Liverpool will walk to the title - but the Premier League has never been less competitive
Former Manchester United and England defender Paul Parker believes that Liverpool could remain unbeaten all season but have benefited from poor opposition...
Liverpool can win every game - but the trophy is all that matters
You can go unbeaten all season, but you only get one medal and there's nothing written on the other side of it. The main bit's on the front, where it tells you you're a Premier League champion. Doing a whole season unbeaten doesn't make any difference. What matters to any player is having that medal and winning the league.
They're no different to anyone else - they're champions in this given season. We live in a world of comparisons - they should try to compare themselves to other Liverpool teams who have won the title out of respect to those players and those teams, rather than trying to better Arsenal in 2004 or Manchester United in 1999. They should look at the teams with Graeme Souness, Jan Molby and John Barnes.
The chance of a treble doesn't take anything away from trying to remain unbeaten. All they can do is play who's in front of them rather than thinking about how tired they will be. If they want to be successful, they'll have to play a lot of games because they'll have to play in a lot of competitions. Last night's win over West Ham moved them an extra three points closer to the title and it puts them into a good mindset going into their next game. I don't see what can stop Liverpool winning every game at this given moment.
I don't think this will start a new Liverpool dynasty. Football's too different from the 70s and 80s, when you had to work harder to get players and you had to build. Now it's more money-orientated; clubs can go out and buy the league. A period of dominance will be talked about but players move on much more quickly now. They'll leave for an extra few thousand pounds or to move closer to home, but back then people would join Liverpool or Manchester United and want to stay there for the rest of their career.
Uncompetitive rivals need a shake-up
Chelsea, City, Tottenham, Arsenal and Man United will need to add consistency to close that gap. There's also a case of the clubs needing to get their houses in order. The Premier League is the poorest it's ever been as a competitive competition. As much as you can say that Liverpool have dominated, top teams have no consistency and the rest of the league hasn't provided much competition to them. You can't say they're the best because a lot of teams won that Premier League with more competition than they have now.
Even that Liverpool team of the 80s, there was always a doubt when they came up against the Arsenals and Manchester Uniteds of this world. Nowadays teams set out knowing they'll lose games and aim for the next game against a weaker opponent.
Arteta has improved Arsenal but needs a full summer
Everyone could see against Everton that Arsenal are still vulnerable defensively, even if they have very good players in attack. Mikel Arteta is getting more from his players but Arsenal's problems are still the same - the back line and Mesut Ozil.
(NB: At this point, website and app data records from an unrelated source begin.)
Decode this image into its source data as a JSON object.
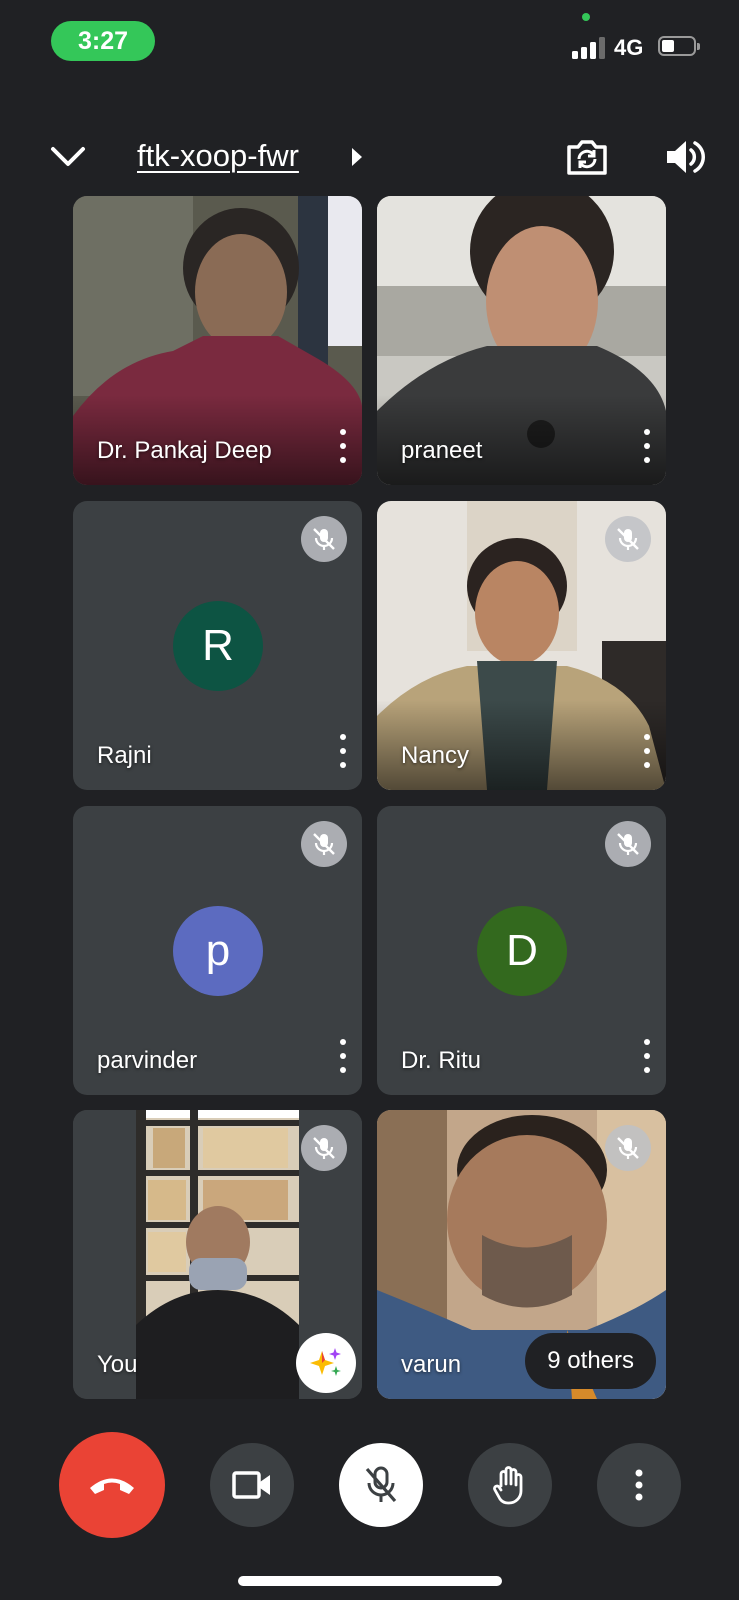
{
  "status_bar": {
    "time": "3:27",
    "network": "4G",
    "accent": "#34c759"
  },
  "header": {
    "meeting_code": "ftk-xoop-fwr",
    "icons": [
      "chevron-down-icon",
      "chevron-right-icon",
      "camera-switch-icon",
      "speaker-icon"
    ]
  },
  "participants": [
    {
      "name": "Dr. Pankaj Deep",
      "kind": "video",
      "muted": false
    },
    {
      "name": "praneet",
      "kind": "video",
      "muted": false
    },
    {
      "name": "Rajni",
      "kind": "avatar",
      "initial": "R",
      "avatar_color": "#0d5443",
      "muted": true
    },
    {
      "name": "Nancy",
      "kind": "video",
      "muted": true
    },
    {
      "name": "parvinder",
      "kind": "avatar",
      "initial": "p",
      "avatar_color": "#5c6bc0",
      "muted": true
    },
    {
      "name": "Dr. Ritu",
      "kind": "avatar",
      "initial": "D",
      "avatar_color": "#33691e",
      "muted": true
    },
    {
      "name": "You",
      "kind": "video",
      "muted": true,
      "effects_button": true
    },
    {
      "name": "varun",
      "kind": "video",
      "muted": true,
      "others_label": "9 others"
    }
  ],
  "controls": {
    "buttons": [
      "end-call-button",
      "camera-toggle-button",
      "mic-toggle-button",
      "raise-hand-button",
      "more-options-button"
    ],
    "end_call_color": "#ea4335"
  }
}
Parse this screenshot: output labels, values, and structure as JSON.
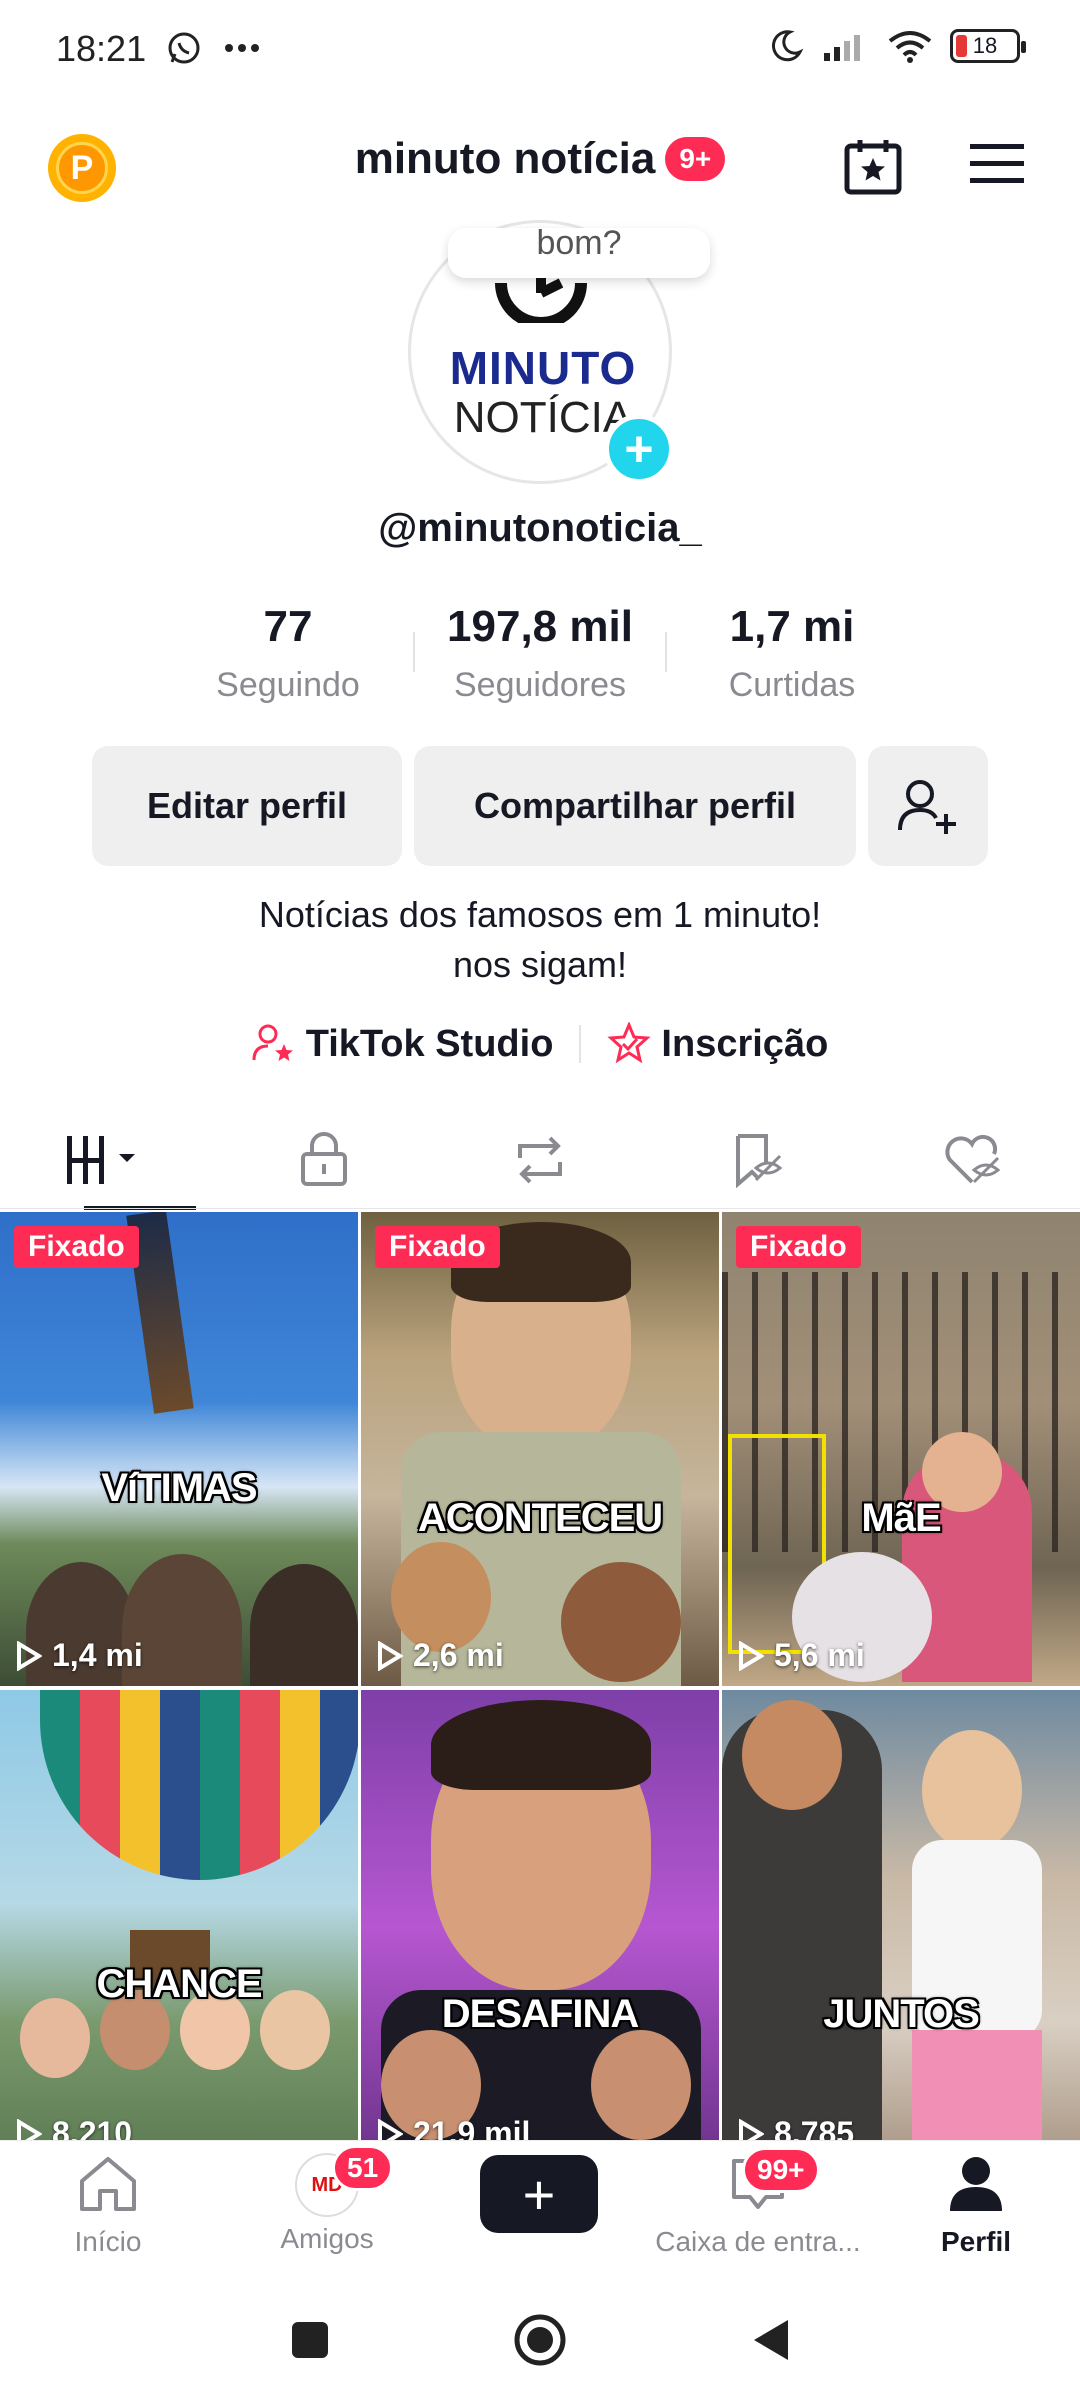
{
  "status_bar": {
    "time": "18:21",
    "battery": "18"
  },
  "header": {
    "title": "minuto notícia",
    "notification_badge": "9+"
  },
  "profile": {
    "avatar_text_line1": "MINUTO",
    "avatar_text_line2": "NOTÍCIA",
    "speech_bubble": "bom?",
    "username": "@minutonoticia_",
    "stats": [
      {
        "value": "77",
        "label": "Seguindo"
      },
      {
        "value": "197,8 mil",
        "label": "Seguidores"
      },
      {
        "value": "1,7 mi",
        "label": "Curtidas"
      }
    ],
    "buttons": {
      "edit": "Editar perfil",
      "share": "Compartilhar perfil"
    },
    "bio_line1": "Notícias dos famosos em 1 minuto!",
    "bio_line2": "nos sigam!",
    "links": {
      "studio": "TikTok Studio",
      "subscription": "Inscrição"
    }
  },
  "videos": [
    {
      "pinned": "Fixado",
      "caption": "VíTIMAS",
      "views": "1,4 mi"
    },
    {
      "pinned": "Fixado",
      "caption": "ACONTECEU",
      "views": "2,6 mi"
    },
    {
      "pinned": "Fixado",
      "caption": "MãE",
      "views": "5,6 mi"
    },
    {
      "pinned": "",
      "caption": "CHANCE",
      "views": "8.210"
    },
    {
      "pinned": "",
      "caption": "DESAFINA",
      "views": "21,9 mil"
    },
    {
      "pinned": "",
      "caption": "JUNTOS",
      "views": "8.785"
    }
  ],
  "bottom_nav": {
    "home": "Início",
    "friends": "Amigos",
    "friends_badge": "51",
    "friends_avatar": "MD",
    "inbox": "Caixa de entra...",
    "inbox_badge": "99+",
    "profile": "Perfil"
  },
  "colors": {
    "accent": "#fe2c55",
    "cyan": "#20d5ec",
    "text": "#161823",
    "muted": "#8a8b91"
  }
}
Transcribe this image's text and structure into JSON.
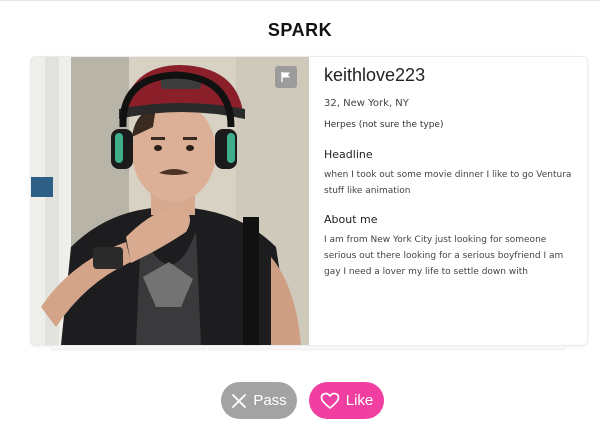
{
  "app": {
    "brand": "SPARK"
  },
  "profile": {
    "username": "keithlove223",
    "location": "32, New York, NY",
    "condition": "Herpes (not sure the type)",
    "headline_title": "Headline",
    "headline_text": "when I took out some movie dinner I like to go Ventura stuff like animation",
    "about_title": "About me",
    "about_text": "I am from New York City just looking for someone serious out there looking for a serious boyfriend I am gay I need a lover my life to settle down with"
  },
  "actions": {
    "pass_label": "Pass",
    "like_label": "Like"
  },
  "icons": {
    "flag": "flag-icon",
    "pass": "x-icon",
    "like": "heart-outline-icon"
  },
  "colors": {
    "like": "#f03fa0",
    "pass": "#a3a3a3",
    "flag_bg": "#9b9b9b"
  }
}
The difference under Arteta will be more apparent next season after he has had a summer to bring in what he wants and what he needs. There's a lot that he wants to do but he knows he has a problem with the players he has got at the moment.
Mourinho could be the wrong man for Spurs
Mauricio Pochettino had done a great job playing away from home every week because their 'home' games were at Wembley. But then they moved into their shiny new stadium and there was a mentality shift after the Champions League final.
I wonder whether Mourinho is the best person to have - we've seen some of the usual problems with man management. The evidence is there with the way he's treating Troy Parrott. Spurs spend a lot of money on their youth system and he brings a bad energy to the whole club by overlooking one of their best prospects. Even if you don't fancy Parrott as a player, do not destroy a major, functional part of the club. He must feel very uncomfortable every time he sees his manager and he'll never have any faith in him.